2,009,231 Scovilles. Capsicum Chinense. In February 2012, the 2012 New Mexico Chile Conference, in association with Jim Duffy of Refining Fire Chiles, announced that the Trinidad Moruga Scorpion is the hottest chili pepper in the world. Clocking in at 2,009,231 Scoville Units, this chili pepper is beyond blistering.
The Moruga Scorpion is indigenous to the Moruga region of Trinidad and Tobago.
In the study, the overall mean heat was measured at more than 1.2 million Scoville Heat Units, the highest measuring at over 2 Million SHU. Belonging to the collection of "super hots", the Moruga Chili Pepper is used in a number of hot sauce products.
The research team in New Mexico planted about 125 plants of each variety of the current “hottest peppers,” including the Trinidad Moruga Scorpion, the Trinidad Scorpion, the 7-Pot, the Chocolate 7-Pot and the previous record holder, the Bhut Jolokia.
Once the plants were grown and the peppers matured, the researchers chose a number of fruits from the plants. They dried them and ground them to powder. They were then tested for their levels of Capsaicinoids.
The capsaicin of these blistering peppers actually wore through multiple pairs of latex gloves that the researchers wore while picking the peppers. They went through about 4 pairs each.
One of the most significant points that chile pepper experts are making is that the Trinidad Moruga Scorpion is a non-hybrid, stable variety. Therefore, it produces more quantity and grows more easily that the Butch T, for example.
It is estimated that “chile heads” will soon start buying seeds and plants to grow their own Moruga Scorpions. Although few are willing to actually eat a whole chile, (and it’s not recommended), the Moruga Scorpion is said to have a great flavor that, if used in smaller amounts, could make deliciously addictive barbeque sauce or hot sauce.

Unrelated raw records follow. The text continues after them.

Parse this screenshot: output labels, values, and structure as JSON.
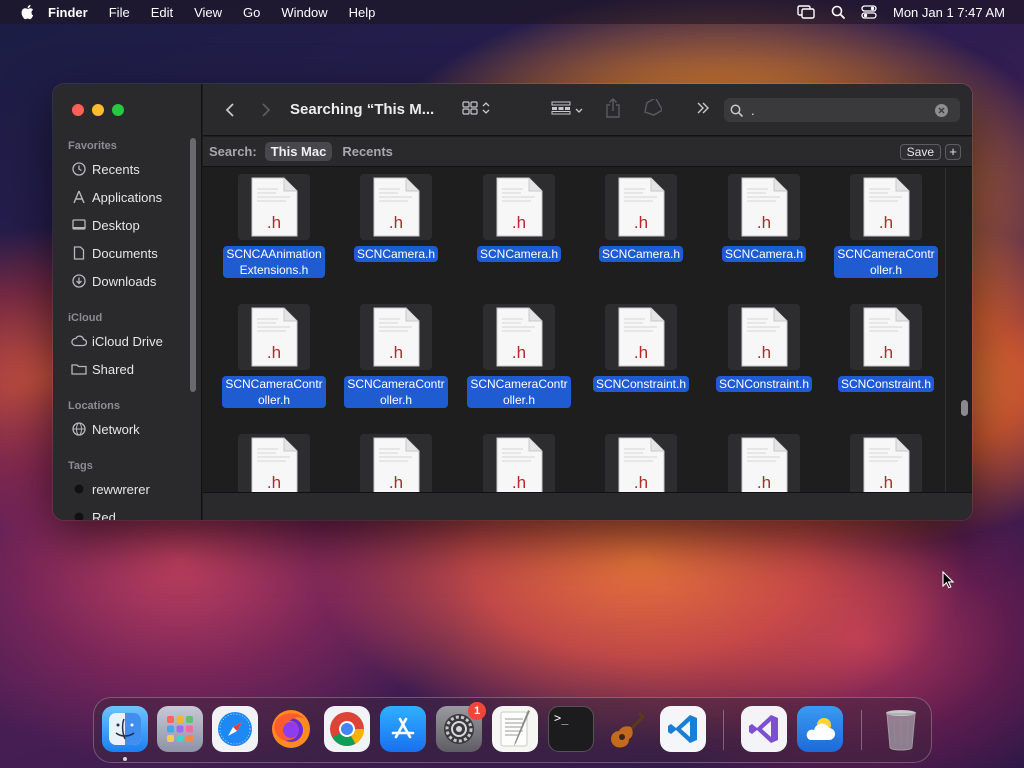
{
  "menubar": {
    "app_name": "Finder",
    "menus": [
      "File",
      "Edit",
      "View",
      "Go",
      "Window",
      "Help"
    ],
    "clock": "Mon Jan 1  7:47 AM"
  },
  "window": {
    "title": "Searching “This M...",
    "search": {
      "value": "."
    },
    "scope": {
      "label": "Search:",
      "options": [
        "This Mac",
        "Recents"
      ],
      "active": "This Mac",
      "save_label": "Save",
      "add_label": "+"
    }
  },
  "sidebar": {
    "favorites_label": "Favorites",
    "favorites": [
      "Recents",
      "Applications",
      "Desktop",
      "Documents",
      "Downloads"
    ],
    "icloud_label": "iCloud",
    "icloud": [
      "iCloud Drive",
      "Shared"
    ],
    "locations_label": "Locations",
    "locations": [
      "Network"
    ],
    "tags_label": "Tags",
    "tags": [
      {
        "label": "rewwrerer",
        "color": "#1c1c1e"
      },
      {
        "label": "Red",
        "color": "#1c1c1e"
      }
    ]
  },
  "files": [
    {
      "name": "SCNCAAnimation Extensions.h",
      "ext": ".h"
    },
    {
      "name": "SCNCamera.h",
      "ext": ".h"
    },
    {
      "name": "SCNCamera.h",
      "ext": ".h"
    },
    {
      "name": "SCNCamera.h",
      "ext": ".h"
    },
    {
      "name": "SCNCamera.h",
      "ext": ".h"
    },
    {
      "name": "SCNCameraContr oller.h",
      "ext": ".h"
    },
    {
      "name": "SCNCameraContr oller.h",
      "ext": ".h"
    },
    {
      "name": "SCNCameraContr oller.h",
      "ext": ".h"
    },
    {
      "name": "SCNCameraContr oller.h",
      "ext": ".h"
    },
    {
      "name": "SCNConstraint.h",
      "ext": ".h"
    },
    {
      "name": "SCNConstraint.h",
      "ext": ".h"
    },
    {
      "name": "SCNConstraint.h",
      "ext": ".h"
    },
    {
      "name": "",
      "ext": ".h"
    },
    {
      "name": "",
      "ext": ".h"
    },
    {
      "name": "",
      "ext": ".h"
    },
    {
      "name": "",
      "ext": ".h"
    },
    {
      "name": "",
      "ext": ".h"
    },
    {
      "name": "",
      "ext": ".h"
    }
  ],
  "dock": {
    "apps": [
      "Finder",
      "Launchpad",
      "Safari",
      "Firefox",
      "Chrome",
      "App Store",
      "System Settings",
      "TextEdit",
      "Terminal",
      "GarageBand",
      "Visual Studio Code",
      "Visual Studio",
      "Weather",
      "Trash"
    ],
    "settings_badge": "1",
    "terminal_prompt": ">_"
  },
  "colors": {
    "selection": "#1f5bd1",
    "file_ext": "#b52a2a"
  }
}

Because the heat of all peppers can vary greatly, many also say that the growing conditions in New Mexico where the study was conducted are perfect for producing scorching peppers, and that it would be difficult to replicate that pepper heat in most other growing conditions. Therefore, people growing them at home probably wouldn’t get peppers on the high end of the Scoville rating, but would they really notice? It’s still going to be scorching and it should have the same flavor, so it could still be worth it to grow them at home.

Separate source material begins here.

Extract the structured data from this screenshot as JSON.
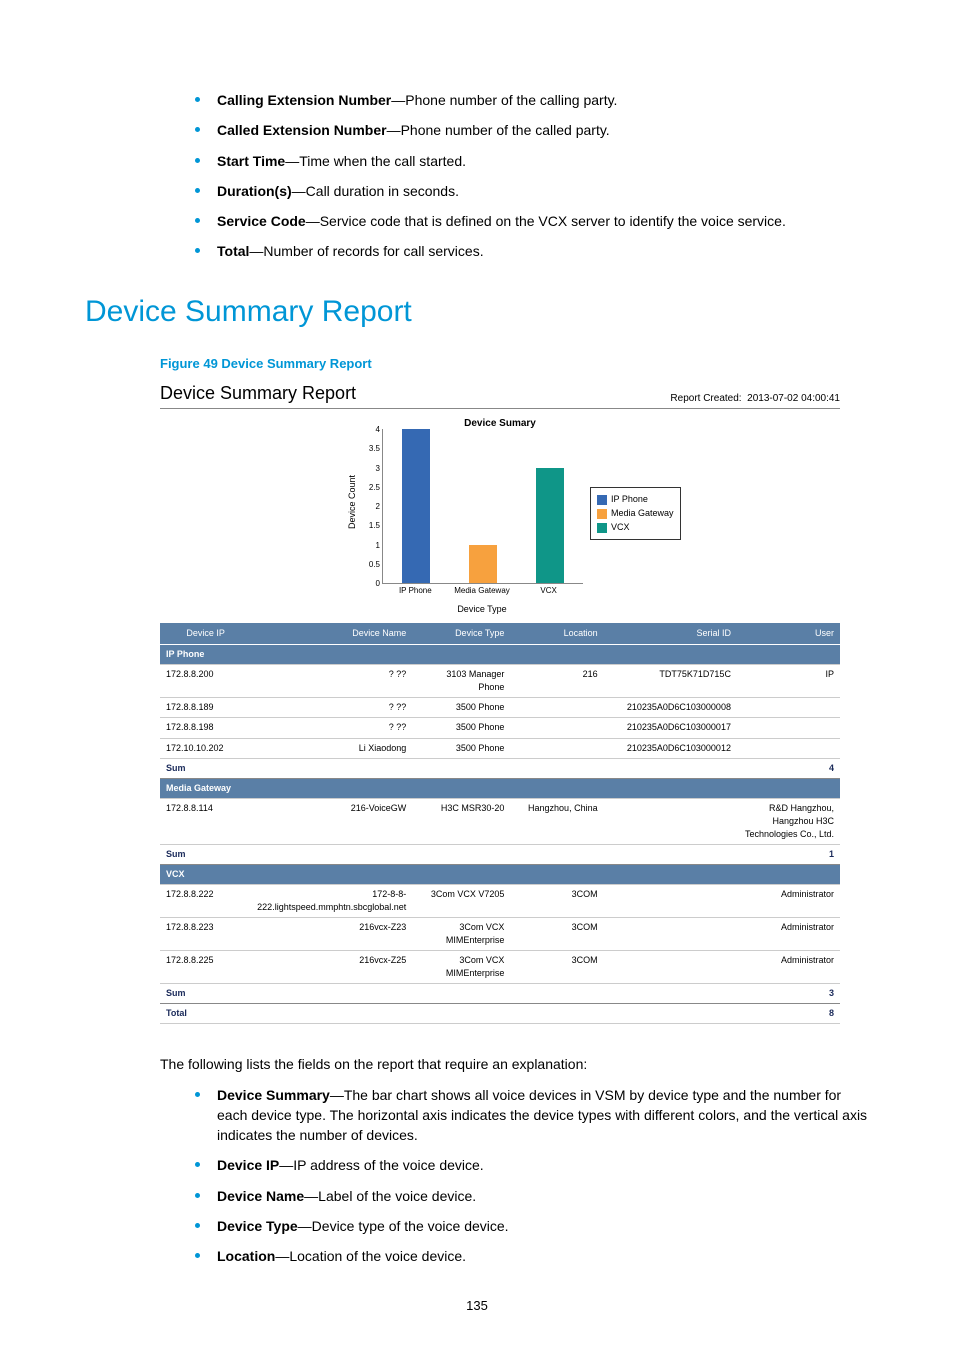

The red moruga plants grow tall and upright, and produce a good number of chilies, which mature from green to orange to bright red. The pod skins are not smooth but bumpy, reflecting their hornery heat, and are similar in shape to habanero or scotch bonnets, which are more familiar.
The previous record holder was the Trinidad Scorpion Butch T chili pepper.